“Read Your History” – I have covered the last 11 presidential elections, starting with the Carter-Reagan-Anderson contest in Wisconsin in 1980, when I did news on 850AM WMUR, Marquette University Radio. Of those 11 races, Republican candidates won Wisconsin six times, and Democrats five. But the most instructive statistic is that in 8 of these 11 elections, Wisconsin voted for the winning candidate. So yes, the state is purple, and see-saws between picking Democrats and Republicans, but almost always Wisconsin picks the winner. The state is a great bellwether for reading the national mood.

“What’s a Purple State?” – Well, it’s a state with a mix of strong liberal leanings, and solid pockets of conservatives. The simplest way to analyze it is to say Democrats do well in urban areas, and Republicans do well in rural areas. But it’s not that simple. Yes, the city of Milwaukee and its blue-collar suburbs are powerful union Democrat strongholds. But the middle and upper-middle class suburbs of Milwaukee, are largely white and conservative. Madison, often called the “Berkeley of the Midwest” is easily the state’s most liberal-progressive enclave. But Green Bay, another urban area is very red. The state is not easily defined politically, nor is it predictable. The worst thing you can do is assume you’ll win. Just ask Hillary Clinton.

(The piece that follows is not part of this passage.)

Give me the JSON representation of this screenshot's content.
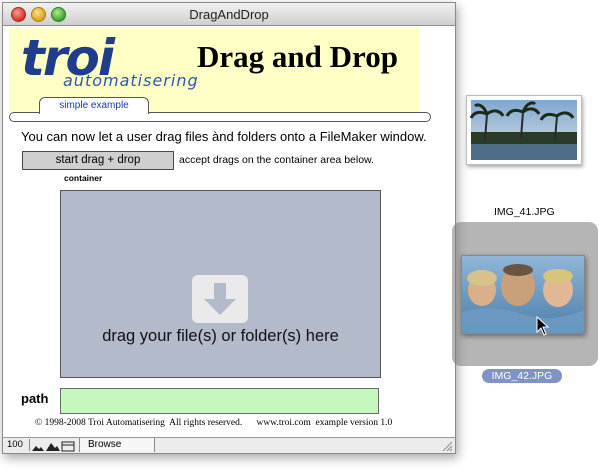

“A Neighborly Place” – Wisconsin has a reputation for being one of the nicest, friendliest, most hospitable states in the nation. It’s downright neighborly. And one of its best neighbors is Minnesota. In 1976, Jimmy Carter named Senator Walter Mondale (D) Minnesota as his running mate, and it played well. The Carter-Mondale ticket carried Wisconsin in a close race and that carried it to victory at the White House. It is for this very reason that I still see Senator Amy Klobuchar (D) Minnesota as a top-tier candidate for vice president in 2020. She could help win back Wisconsin for the Democrats.

“But, Wait a Minute!” – Maybe the most important lesson about Wisconsin politics is that its voters should never be taken for granted. Yes, in 1976 they chose Carter-Mondale, but with the Iran hostage crisis and the worst economic downtown since the Great Depression, Wisconsin flipped and voted for Ronald Reagan and George Bush in 1980. The lesson here is that neither party owns this state. You must win it, and then perform to the satisfaction of voters, to win it again. Make no assumptions. Wisconsin votes on results, and this is a lesson to which President Trump must play attention.

“Why All This Matters” – On the surface you might look at Wisconsin and its 10 Electoral College votes and say, “What’s the big deal? It’s just Wisconsin!” Well, in 2016, Donald Trump specifically targeted Wisconsin, Michigan, and Pennsylvania in the final three weeks, and he carried each state. Many political analysts – including me – predicted he would win none of these states, yet he pulled a hat-trick and took all three. If all other states remain the same, Democrats must win ALL three of these states to take the keys to the White House. So, Wisconsin matters a lot.

My biggest dilemma is not choosing candidates, but rather hamburgers. While in the Badger State this week do I dine at “George Webb,” or at “Culvers” for my burgers. It’s a tough choice!

Mark Curtis, Ed.D., is Chief Political Reporter for the five Nexstar Media TV stations serving West Virginia and its five surrounding states including most of the Washington, D.C. media market. He is a National Contributing Writer for “The White House Patch” at

© Mark Curtis Media, LLC

Photo courtesy:

Syndicate content